7-4-3, 9-4-3 and 11-4-3

The solutions to the 7-4-3, 9-4-3 and 11-4-3 all follow the same basic model, as does a related 5-4-3 acrohedron.  Take the base polygon, and starting with a triangle attach a ring of alternating triangles and squares around the edge, you will end with a triangle which leaves a 'V'shaped gap between itself and the first triangle (stage 1).  To the top edges of the squares attach a second ring of triangles all joined at their apices (stage 2).  The shape formed will now have a rhombus shaped opening (stage 3).  This can be shown to be planar as in effect what you have is a cupola topped by a pyramid.  The n-gonal cupola and the n-gonal pyramid have the same height.

Generate a second module identical to the first.  The two figures can be attached by their rhombus shaped openings to form a closed polyhedron.  Two orientations are possible.  Either the two base polygons can have a point in common ('ortho' mode), or the base polygons can appear at opposite sides of the rhombus ('para' mode).  A third option is to attach a 'pyramid' to the side of a 'cupola' (stage 1) and then to join two such sections with their 'cupolas' together (stage 2) to form a 'meta' mode). The constructions gives the shapes a potential name (as suggested by Alex Doskey) of 'pairwise augmented cupolas'.

The convention is to name polyhedra after their discoverer, so there is an implied 'McNeill ahead of the following:

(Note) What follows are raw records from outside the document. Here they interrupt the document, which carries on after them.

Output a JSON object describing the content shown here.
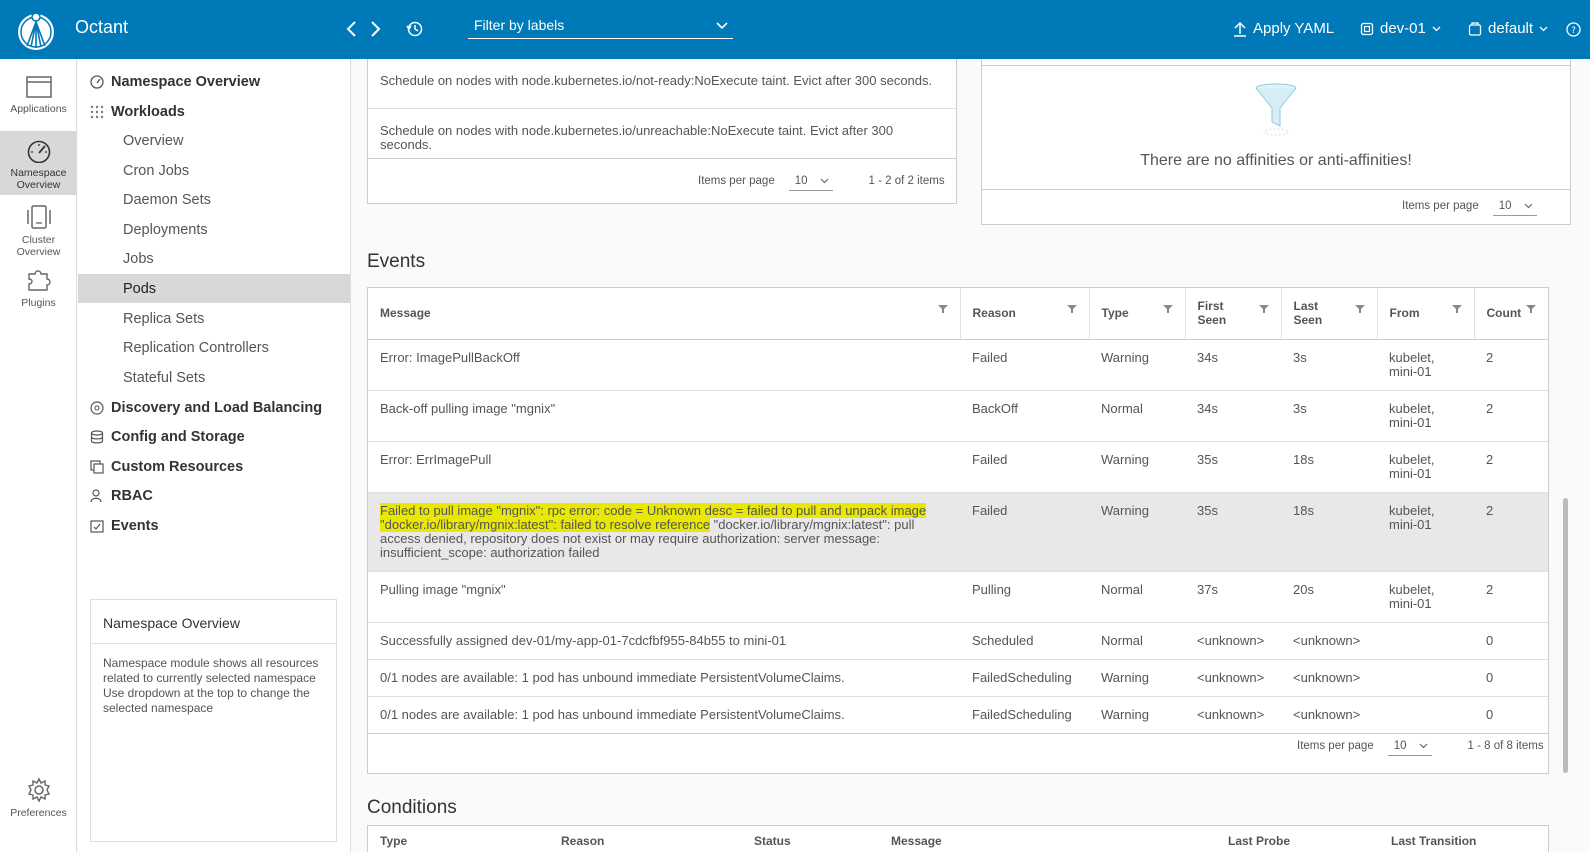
{
  "header": {
    "app_title": "Octant",
    "filter_placeholder": "Filter by labels",
    "apply_yaml": "Apply YAML",
    "context": "dev-01",
    "namespace": "default"
  },
  "rail": [
    {
      "label": "Applications",
      "icon": "browser-window-icon"
    },
    {
      "label": "Namespace Overview",
      "icon": "dashboard-gauge-icon",
      "active": true
    },
    {
      "label": "Cluster Overview",
      "icon": "cluster-icon"
    },
    {
      "label": "Plugins",
      "icon": "puzzle-icon"
    },
    {
      "label": "Preferences",
      "icon": "gear-icon"
    }
  ],
  "sidenav": {
    "items": [
      {
        "label": "Namespace Overview",
        "level": "top",
        "icon": "gauge-icon"
      },
      {
        "label": "Workloads",
        "level": "top",
        "icon": "grid-icon"
      },
      {
        "label": "Overview",
        "level": "sub"
      },
      {
        "label": "Cron Jobs",
        "level": "sub"
      },
      {
        "label": "Daemon Sets",
        "level": "sub"
      },
      {
        "label": "Deployments",
        "level": "sub"
      },
      {
        "label": "Jobs",
        "level": "sub"
      },
      {
        "label": "Pods",
        "level": "sub",
        "selected": true
      },
      {
        "label": "Replica Sets",
        "level": "sub"
      },
      {
        "label": "Replication Controllers",
        "level": "sub"
      },
      {
        "label": "Stateful Sets",
        "level": "sub"
      },
      {
        "label": "Discovery and Load Balancing",
        "level": "top",
        "icon": "network-icon"
      },
      {
        "label": "Config and Storage",
        "level": "top",
        "icon": "storage-icon"
      },
      {
        "label": "Custom Resources",
        "level": "top",
        "icon": "stack-icon"
      },
      {
        "label": "RBAC",
        "level": "top",
        "icon": "user-key-icon"
      },
      {
        "label": "Events",
        "level": "top",
        "icon": "calendar-check-icon"
      }
    ],
    "help_title": "Namespace Overview",
    "help_body": "Namespace module shows all resources related to currently selected namespace Use dropdown at the top to change the selected namespace"
  },
  "tolerations": {
    "rows": [
      "Schedule on nodes with node.kubernetes.io/not-ready:NoExecute taint. Evict after 300 seconds.",
      "Schedule on nodes with node.kubernetes.io/unreachable:NoExecute taint. Evict after 300 seconds."
    ],
    "items_per_page_label": "Items per page",
    "page_size": "10",
    "range": "1 - 2 of 2 items"
  },
  "affinities": {
    "empty_message": "There are no affinities or anti-affinities!",
    "items_per_page_label": "Items per page",
    "page_size": "10"
  },
  "events": {
    "title": "Events",
    "columns": [
      "Message",
      "Reason",
      "Type",
      "First Seen",
      "Last Seen",
      "From",
      "Count"
    ],
    "rows": [
      {
        "message": "Error: ImagePullBackOff",
        "reason": "Failed",
        "type": "Warning",
        "first": "34s",
        "last": "3s",
        "from": "kubelet, mini-01",
        "count": "2"
      },
      {
        "message": "Back-off pulling image \"mgnix\"",
        "reason": "BackOff",
        "type": "Normal",
        "first": "34s",
        "last": "3s",
        "from": "kubelet, mini-01",
        "count": "2"
      },
      {
        "message": "Error: ErrImagePull",
        "reason": "Failed",
        "type": "Warning",
        "first": "35s",
        "last": "18s",
        "from": "kubelet, mini-01",
        "count": "2"
      },
      {
        "message_highlight": "Failed to pull image \"mgnix\": rpc error: code = Unknown desc = failed to pull and unpack image \"docker.io/library/mgnix:latest\": failed to resolve reference",
        "message_rest": "\"docker.io/library/mgnix:latest\": pull access denied, repository does not exist or may require authorization: server message: insufficient_scope: authorization failed",
        "reason": "Failed",
        "type": "Warning",
        "first": "35s",
        "last": "18s",
        "from": "kubelet, mini-01",
        "count": "2",
        "highlighted": true
      },
      {
        "message": "Pulling image \"mgnix\"",
        "reason": "Pulling",
        "type": "Normal",
        "first": "37s",
        "last": "20s",
        "from": "kubelet, mini-01",
        "count": "2"
      },
      {
        "message": "Successfully assigned dev-01/my-app-01-7cdcfbf955-84b55 to mini-01",
        "reason": "Scheduled",
        "type": "Normal",
        "first": "<unknown>",
        "last": "<unknown>",
        "from": "",
        "count": "0"
      },
      {
        "message": "0/1 nodes are available: 1 pod has unbound immediate PersistentVolumeClaims.",
        "reason": "FailedScheduling",
        "type": "Warning",
        "first": "<unknown>",
        "last": "<unknown>",
        "from": "",
        "count": "0"
      },
      {
        "message": "0/1 nodes are available: 1 pod has unbound immediate PersistentVolumeClaims.",
        "reason": "FailedScheduling",
        "type": "Warning",
        "first": "<unknown>",
        "last": "<unknown>",
        "from": "",
        "count": "0"
      }
    ],
    "items_per_page_label": "Items per page",
    "page_size": "10",
    "range": "1 - 8 of 8 items"
  },
  "conditions": {
    "title": "Conditions",
    "columns": [
      "Type",
      "Reason",
      "Status",
      "Message",
      "Last Probe",
      "Last Transition"
    ]
  },
  "colors": {
    "header": "#0079b8",
    "highlight": "#e8e800",
    "selected": "#d8d8d8"
  }
}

5-4-3 acrohedra

7-4-3 acrohedra
ortho-tetrakaidecahexadihedron (exploded),
meta-tetrakaidecahexadihedron (exploded),
para-tetrakaidecahexadihedron (exploded).

9-4-3 acrohedra

11-4-3 acrohedra
ortho-icosikaididecadihedron (image above left),
meta-icosikaididecadihedron (image above middle) and
para-icosikaididecadihedron (image above right)

The para mode polyhedra can also exist in two isomorphous forms which are self intersecting.  Examples for the 7-4-3 are linked here:  Mode A and Mode B.

For the case of the 5-4-3 acrohedra only, it can also exist in two other alternate forms where a 'V' shaped gap from the top of the cupolaic segment is combined with a 'V' shaped gap from the side of said segment.  Models are linked here:  Mode C and Mode D

Thanks to Alex Doskey for pointing out the ortho and meta modes to me and for the alternate forms for the 5-4-3 acrohedra.

7-3-4-3 acrohedron

The 7-4-3 acrohedron and Mason Green's 7-7-3 acrohedron can be merged such that a 7-3-4-3 acron is formed.  The solution has one pair of coplanar faces which can be resolved by the excavation of a tetrahedron to give the aplanar polyhedron shown above.

Unfortunately, attempting to create a 7-4-3-3 acrohedron by rotating the 7-4-3 acrohedron results in coplanar triangles at the vertex which cannot be resolved. 

More 9-4-3 acrohedra

Using the same base elements as the 9-4-3 acrohedra above it is possible to generate further elementary polyhedra containing 9-4-3 acrons.  Rather than placing a ring of triangles and squares around an enneagon to create one rhombus (above left), it is possible to create 3 equally spaced rhombi (above right)

Three of the original modules can then be added to this base, in two different ways, to create two distinct polyhedra containing 4 enneagons as above.

Connecting two of the new '3 rhombi' modules leaves four unconnected rhombi which can again be closed by the addition of the original '1 rhombus' modules to create a polyhedron containing 6 enneagons as above

These models are to my knowledge unique in that they are (a) elemental (b) non re-entrant and (c) contain more than two apolydronic polygons.  A similar exercise for the 7-4-3 and 11-4-3 cases resulted in no solutions that were non re-entrant.  Further exploration is though possible as rhombic prisms can be inserted between the modules.

More 7-4-3 acrohedra

Further 7-4-3 acrohedra occur among the facetings of the Self Augmented Heptagonal Semi-Cupola

Back: to acrohedra